When Vending Machines Aren't the Best Choice

Grainger Editorial Staff

As the least resource-intensive form of inventory management, vending is an appealing choice for many companies. Instead of spending time on restocking, managing inventory, and monitoring compliance, organizations using a vending solution can focus on getting the job done. This hands-off approach saves time and money across the floor.

Even though vending can be a powerful tool for your team, it may not always be the right answer. Depending on the exact needs of the organization, ranging from tight human monitoring to the need for a rotating inventory, other inventory management solutions may be more appropriate. There are 6 common scenarios where your company may need to think twice about vending. 

1. Inventory Control Requires a Human Monitor

Vending greatly reduces the human element from normal inventory management, automatically monitoring stock and access without the need to issue material by staff resources. This works for most industries, where a human presence is simply not needed. 

Not all industries have this luxury. Organizations focused on mining or semiconductors, for example, may have requirements for very stringent inventory controls at all levels. Whether to protect intellectual property or to prevent loss, these organizations require a person to approve access to nearly every tool, part, and material used in production. While vending can meet these requirements in many cases, it may not be an appropriate solution in environments where compliance demands human monitoring

2. Slow or Seasonal Pace of Work

If your team is not producing every week, then having an on-site vending solution may not be the best way to get materials. Many industries are contract-based and highly seasonal, with weeks or even months off. While having inventory on hand daily is useful during the busy season, keeping it around during the off times costs money and requires upkeep.

General inventory management is a great option for teams in this situation, and vending should still be considered as part of that plan. Weigh the costs of maintaining the solution in off times against the efficiency of vending to find out if a balance of vending will work for a seasonal team.

3. Unpredictable Jobs with a Range of Materials

Not every industry has the benefit of producing the same things every day. Many teams, like those in electrical and fabrication shops, may need to rapidly switch parts and expertise to meet the needs of a new job.

While vending can cover common items like PPE and basic tools, each job may require specialized materials not needed in other jobs. This requires a vending solution that is either constantly refreshed or that holds unneeded inventory. In both cases, vending alone may not be an appropriate solution for the fast-paced change. The situation instead favors normal inventory management focused on predicting need and ordering directly in advance of a job, with vending to manage common items.

4. The Team Is Not Invested in Change

Vending is a people-first solution: your team can access exactly the materials they need to do the job well in an instant. That benefit is only realized if the team actually adopts vending and uses it. If they bypass monitoring or buy their own supplies, the gains realized will not match your objectives.

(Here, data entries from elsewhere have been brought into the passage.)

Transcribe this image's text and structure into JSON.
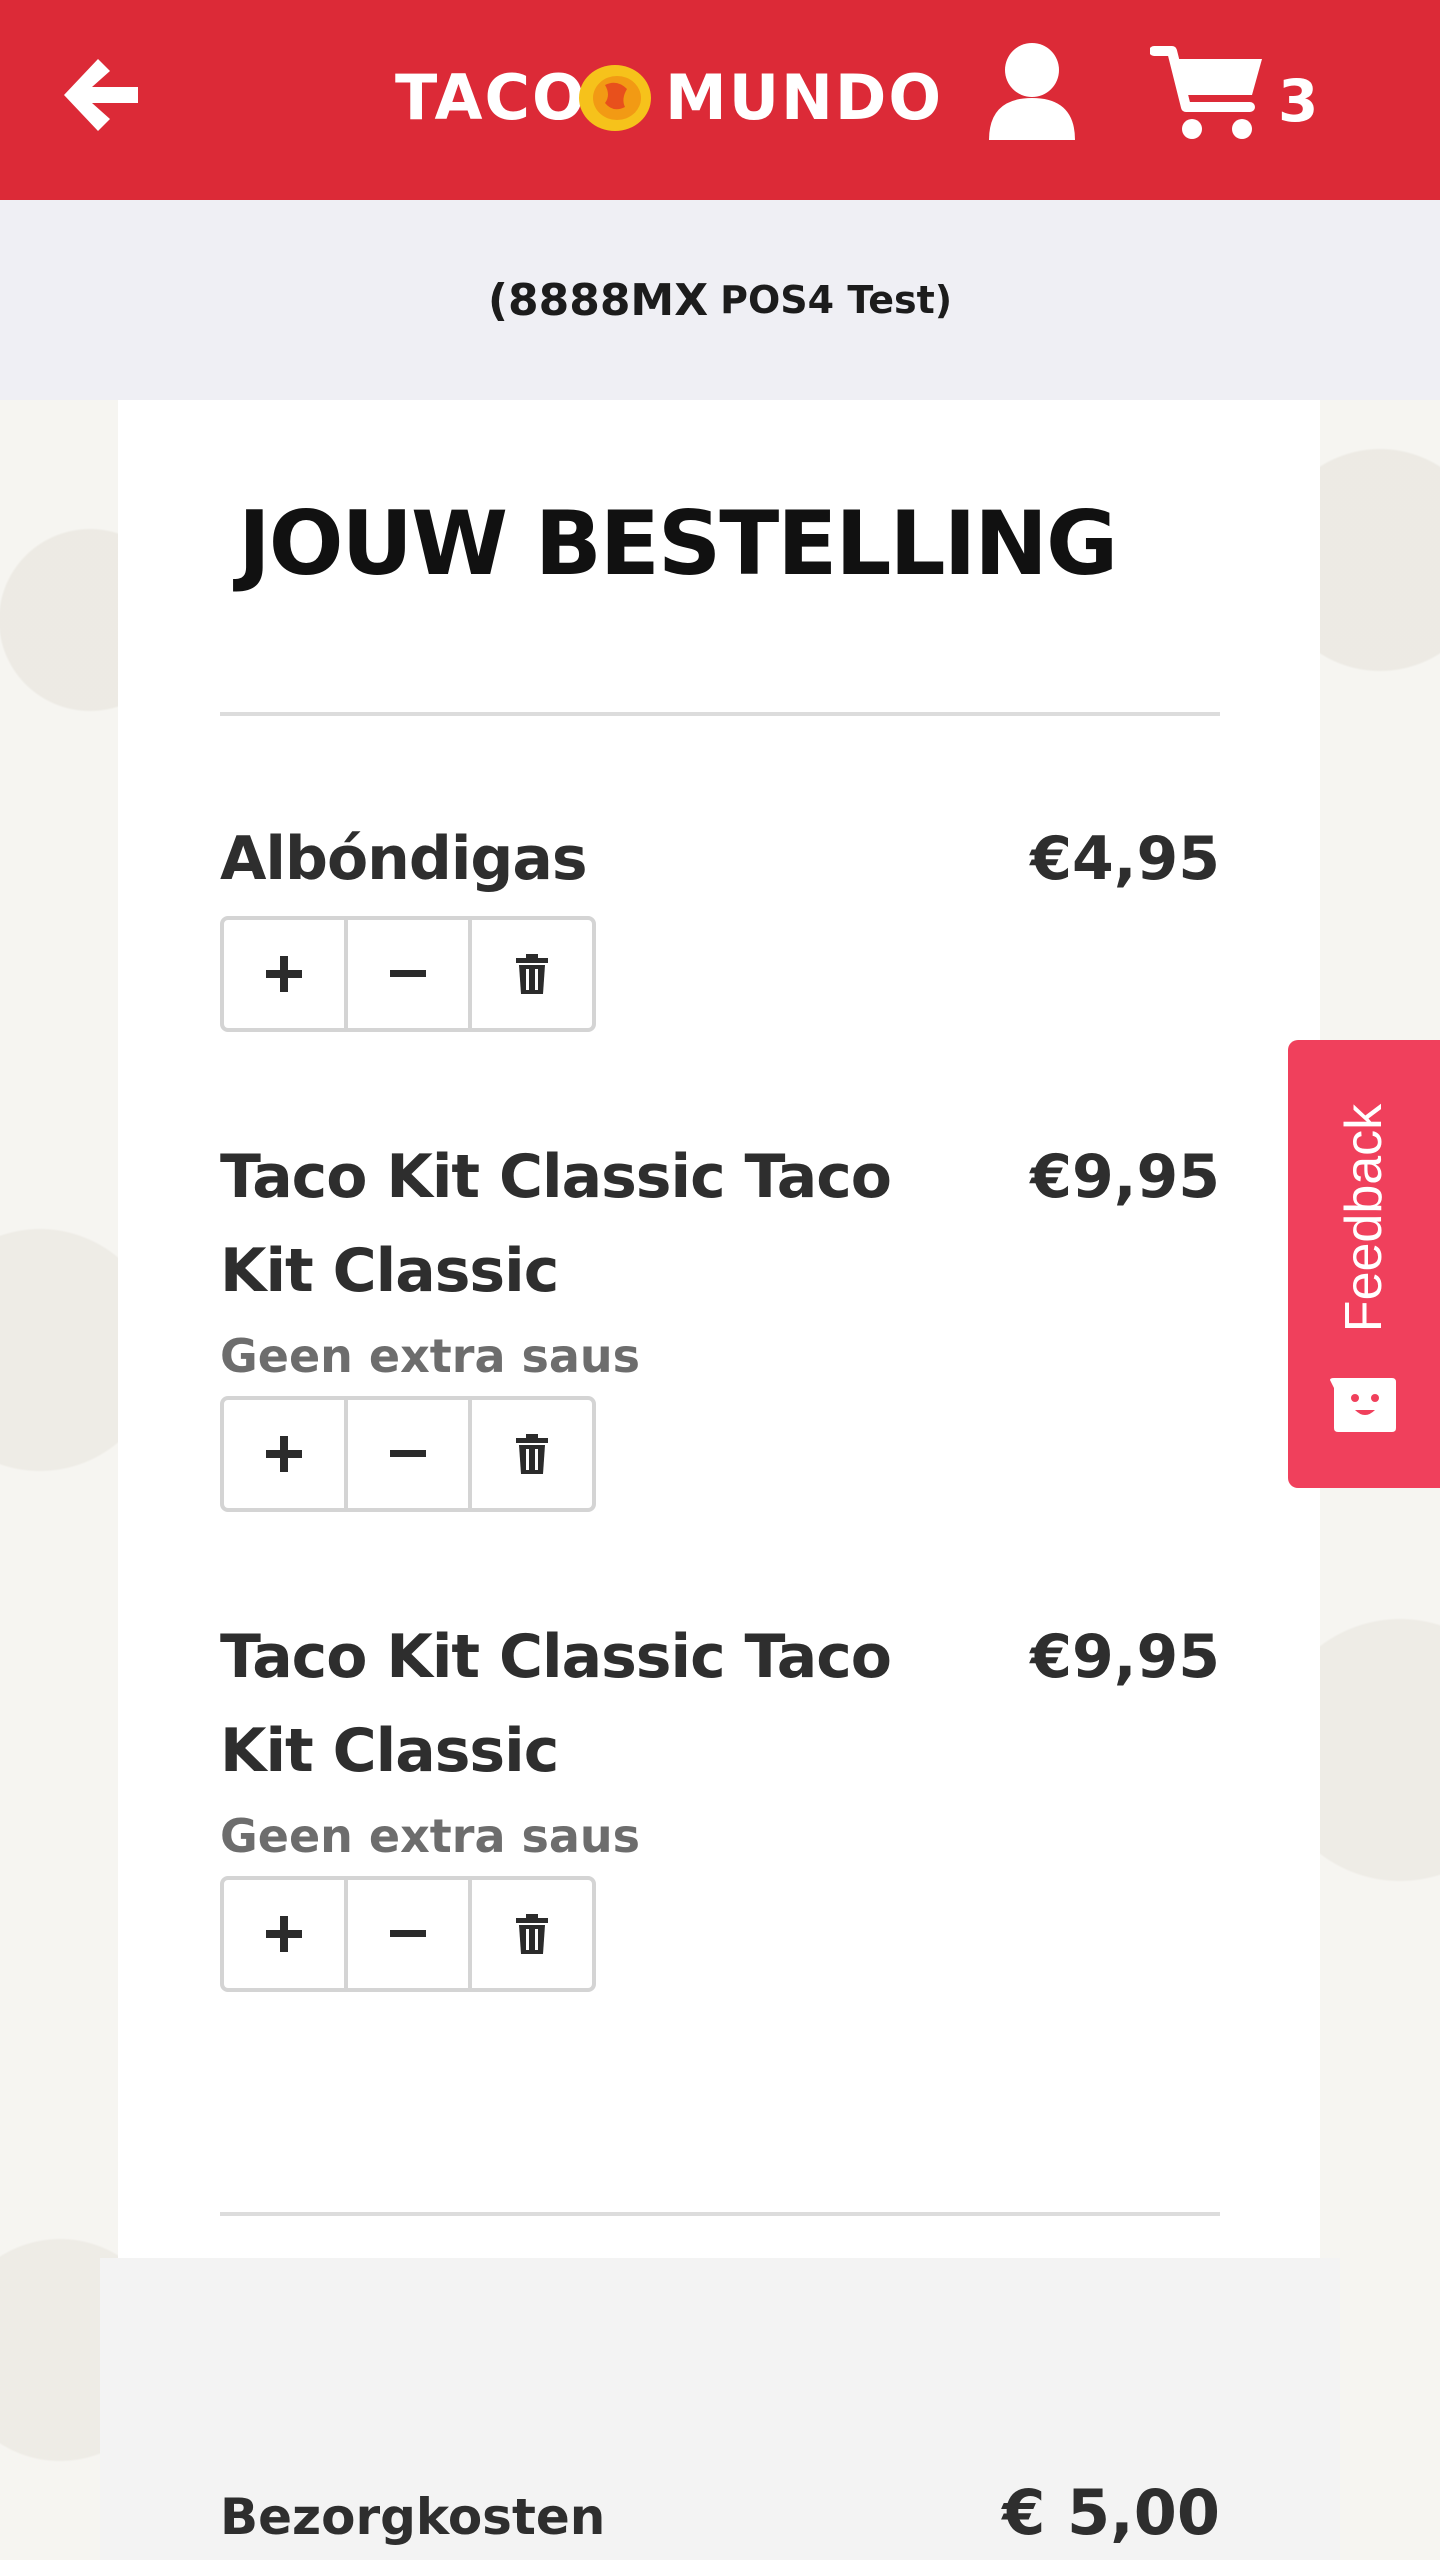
{
  "header": {
    "logo_left": "TACO",
    "logo_right": "MUNDO",
    "cart_count": "3",
    "brand_color": "#dc2a37"
  },
  "location": {
    "postal": "(8888MX",
    "store": "POS4 Test)"
  },
  "order": {
    "title": "JOUW BESTELLING",
    "items": [
      {
        "name": "Albóndigas",
        "price": "€4,95",
        "option": ""
      },
      {
        "name": "Taco Kit Classic Taco Kit Classic",
        "price": "€9,95",
        "option": "Geen extra saus"
      },
      {
        "name": "Taco Kit Classic Taco Kit Classic",
        "price": "€9,95",
        "option": "Geen extra saus"
      }
    ]
  },
  "totals": {
    "delivery_label": "Bezorgkosten",
    "delivery_value": "€ 5,00"
  },
  "feedback": {
    "label": "Feedback",
    "color": "#f0405c"
  },
  "icons": {
    "back": "arrow-left-icon",
    "user": "user-icon",
    "cart": "cart-icon",
    "plus": "plus-icon",
    "minus": "minus-icon",
    "delete": "trash-icon",
    "feedback": "smiley-icon"
  }
}
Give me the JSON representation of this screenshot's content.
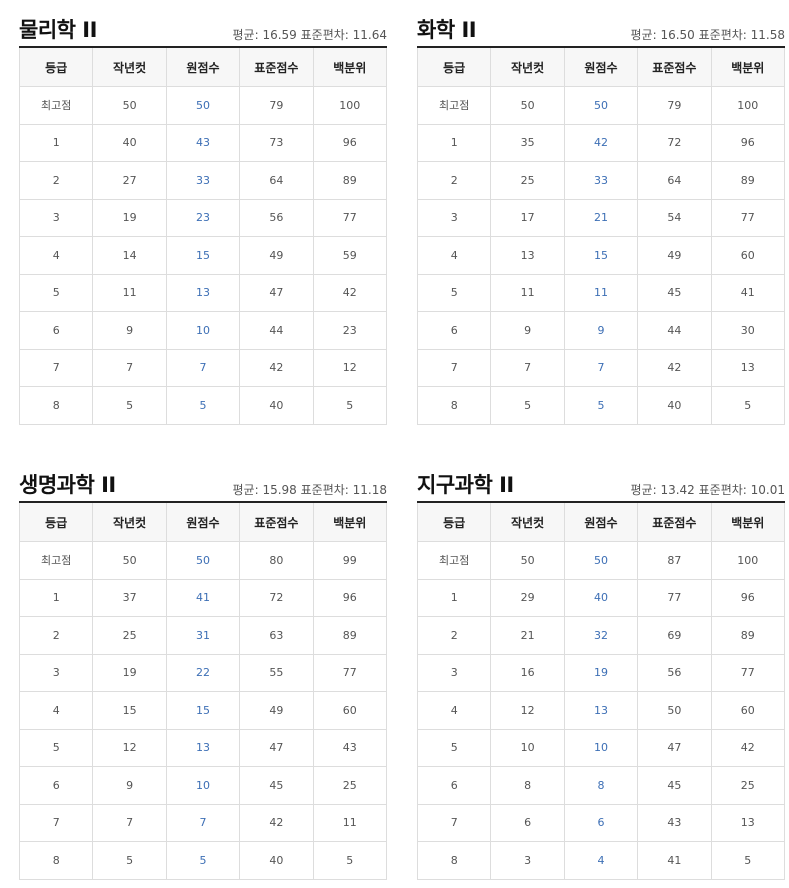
{
  "columns": [
    "등급",
    "작년컷",
    "원점수",
    "표준점수",
    "백분위"
  ],
  "panels": [
    {
      "title": "물리학 II",
      "stats": "평균: 16.59 표준편차: 11.64",
      "rows": [
        [
          "최고점",
          "50",
          "50",
          "79",
          "100"
        ],
        [
          "1",
          "40",
          "43",
          "73",
          "96"
        ],
        [
          "2",
          "27",
          "33",
          "64",
          "89"
        ],
        [
          "3",
          "19",
          "23",
          "56",
          "77"
        ],
        [
          "4",
          "14",
          "15",
          "49",
          "59"
        ],
        [
          "5",
          "11",
          "13",
          "47",
          "42"
        ],
        [
          "6",
          "9",
          "10",
          "44",
          "23"
        ],
        [
          "7",
          "7",
          "7",
          "42",
          "12"
        ],
        [
          "8",
          "5",
          "5",
          "40",
          "5"
        ]
      ]
    },
    {
      "title": "화학 II",
      "stats": "평균: 16.50 표준편차: 11.58",
      "rows": [
        [
          "최고점",
          "50",
          "50",
          "79",
          "100"
        ],
        [
          "1",
          "35",
          "42",
          "72",
          "96"
        ],
        [
          "2",
          "25",
          "33",
          "64",
          "89"
        ],
        [
          "3",
          "17",
          "21",
          "54",
          "77"
        ],
        [
          "4",
          "13",
          "15",
          "49",
          "60"
        ],
        [
          "5",
          "11",
          "11",
          "45",
          "41"
        ],
        [
          "6",
          "9",
          "9",
          "44",
          "30"
        ],
        [
          "7",
          "7",
          "7",
          "42",
          "13"
        ],
        [
          "8",
          "5",
          "5",
          "40",
          "5"
        ]
      ]
    },
    {
      "title": "생명과학 II",
      "stats": "평균: 15.98 표준편차: 11.18",
      "rows": [
        [
          "최고점",
          "50",
          "50",
          "80",
          "99"
        ],
        [
          "1",
          "37",
          "41",
          "72",
          "96"
        ],
        [
          "2",
          "25",
          "31",
          "63",
          "89"
        ],
        [
          "3",
          "19",
          "22",
          "55",
          "77"
        ],
        [
          "4",
          "15",
          "15",
          "49",
          "60"
        ],
        [
          "5",
          "12",
          "13",
          "47",
          "43"
        ],
        [
          "6",
          "9",
          "10",
          "45",
          "25"
        ],
        [
          "7",
          "7",
          "7",
          "42",
          "11"
        ],
        [
          "8",
          "5",
          "5",
          "40",
          "5"
        ]
      ]
    },
    {
      "title": "지구과학 II",
      "stats": "평균: 13.42 표준편차: 10.01",
      "rows": [
        [
          "최고점",
          "50",
          "50",
          "87",
          "100"
        ],
        [
          "1",
          "29",
          "40",
          "77",
          "96"
        ],
        [
          "2",
          "21",
          "32",
          "69",
          "89"
        ],
        [
          "3",
          "16",
          "19",
          "56",
          "77"
        ],
        [
          "4",
          "12",
          "13",
          "50",
          "60"
        ],
        [
          "5",
          "10",
          "10",
          "47",
          "42"
        ],
        [
          "6",
          "8",
          "8",
          "45",
          "25"
        ],
        [
          "7",
          "6",
          "6",
          "43",
          "13"
        ],
        [
          "8",
          "3",
          "4",
          "41",
          "5"
        ]
      ]
    }
  ],
  "colors": {
    "raw_score": "#3d6fb5",
    "border": "#dddddd",
    "header_bg": "#f7f7f7"
  }
}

A vending solution must live alongside established culture and ways of doing things that can make adoption difficult. Without buying into the new approach, many on your team will fall back on old, inefficient habits. This does not mean that vending is inappropriate for these teams, but that the change needs to come from the bottom up. With the support of those doing the work combined with organizational support to make the move, vending can become the new way the team works. 

5. No Investment in Monitoring Inventory

Every organization cares about saving money, but not all invest in understanding every efficiency available to them. The key benefits of vending are that it reduces the need to directly manage inventory while monitoring real-time use and stock. If neither of these objectives are important to your organization, or just fall below other critical priorities, then vending may not be the right solution. 

Generally, this means that your organization is focusing on other objectives and efficiencies, or that staffing is too tight to manage a new process. While vending may certainly impact the organization even without a clear goal, it is likely that adoption will be reduced and executive buy-in will be lacking. Consider vending as part of the overall inventory management plan in this situation, and slowly phase it into the team as inventory objectives become clearer.

6. You Want Hands-on Control over Inventory

Vending solutions work best when they are automatically tracked and replenished to ensure that your team always has the products they need. That requires not only knowing what you need and constantly monitoring access, but also using a third party to manage restocking at all times.

That approach simply will not work with every company's inventory management approach. Some may want a more hands-on approach, choosing when and what to order internally. Others may schedule delivery around very particular milestones, perhaps quarterly or before big jobs. In either case, the organization has a strong willingness to manage their own inventory and is likely best suited to use that method as their primary inventory management approach.

The information contained in this publication is intended for general information purposes. No representation is made that the information or references are complete or remain current. Click here for Grainger's full legal disclaimer.


Stay ahead of the curve with industry insights and news you can use.